*** Input for this task Section Begins ***

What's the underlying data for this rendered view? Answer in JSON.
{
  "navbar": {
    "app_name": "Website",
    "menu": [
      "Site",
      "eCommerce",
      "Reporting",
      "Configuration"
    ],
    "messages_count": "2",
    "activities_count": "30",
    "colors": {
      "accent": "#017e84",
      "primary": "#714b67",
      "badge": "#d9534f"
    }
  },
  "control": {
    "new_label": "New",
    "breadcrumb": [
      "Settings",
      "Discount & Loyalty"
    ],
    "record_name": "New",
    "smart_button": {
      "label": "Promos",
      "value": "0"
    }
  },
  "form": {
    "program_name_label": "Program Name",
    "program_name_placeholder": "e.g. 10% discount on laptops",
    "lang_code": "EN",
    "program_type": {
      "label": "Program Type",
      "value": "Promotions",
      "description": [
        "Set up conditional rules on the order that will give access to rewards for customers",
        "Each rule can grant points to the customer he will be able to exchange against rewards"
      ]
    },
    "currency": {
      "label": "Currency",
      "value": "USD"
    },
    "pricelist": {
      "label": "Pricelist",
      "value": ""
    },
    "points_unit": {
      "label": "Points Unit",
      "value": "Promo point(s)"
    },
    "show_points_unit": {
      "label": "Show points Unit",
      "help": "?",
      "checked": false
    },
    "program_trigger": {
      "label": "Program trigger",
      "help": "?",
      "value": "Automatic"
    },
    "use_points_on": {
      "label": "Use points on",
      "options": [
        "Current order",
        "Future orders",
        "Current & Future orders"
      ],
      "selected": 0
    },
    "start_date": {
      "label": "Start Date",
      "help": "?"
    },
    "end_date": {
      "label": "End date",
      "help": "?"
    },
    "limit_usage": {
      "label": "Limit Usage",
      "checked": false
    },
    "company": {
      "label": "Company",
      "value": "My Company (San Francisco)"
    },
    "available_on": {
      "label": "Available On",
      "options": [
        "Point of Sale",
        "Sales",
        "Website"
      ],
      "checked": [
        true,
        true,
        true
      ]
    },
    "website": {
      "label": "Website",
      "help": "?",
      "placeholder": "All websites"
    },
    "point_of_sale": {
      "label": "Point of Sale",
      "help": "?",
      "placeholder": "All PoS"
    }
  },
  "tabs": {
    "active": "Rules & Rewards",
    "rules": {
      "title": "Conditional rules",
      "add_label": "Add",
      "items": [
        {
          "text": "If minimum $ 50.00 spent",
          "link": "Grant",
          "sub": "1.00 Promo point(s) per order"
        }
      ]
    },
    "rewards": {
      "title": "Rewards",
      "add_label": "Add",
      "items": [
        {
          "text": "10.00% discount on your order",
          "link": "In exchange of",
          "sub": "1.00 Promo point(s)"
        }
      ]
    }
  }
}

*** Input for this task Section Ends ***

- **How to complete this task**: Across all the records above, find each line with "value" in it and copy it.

- **Written response**:
      "value": "0"
      "value": "Promotions",
      "value": "USD"
      "value": ""
      "value": "Promo point(s)"
      "value": "Automatic"
      "value": "My Company (San Francisco)"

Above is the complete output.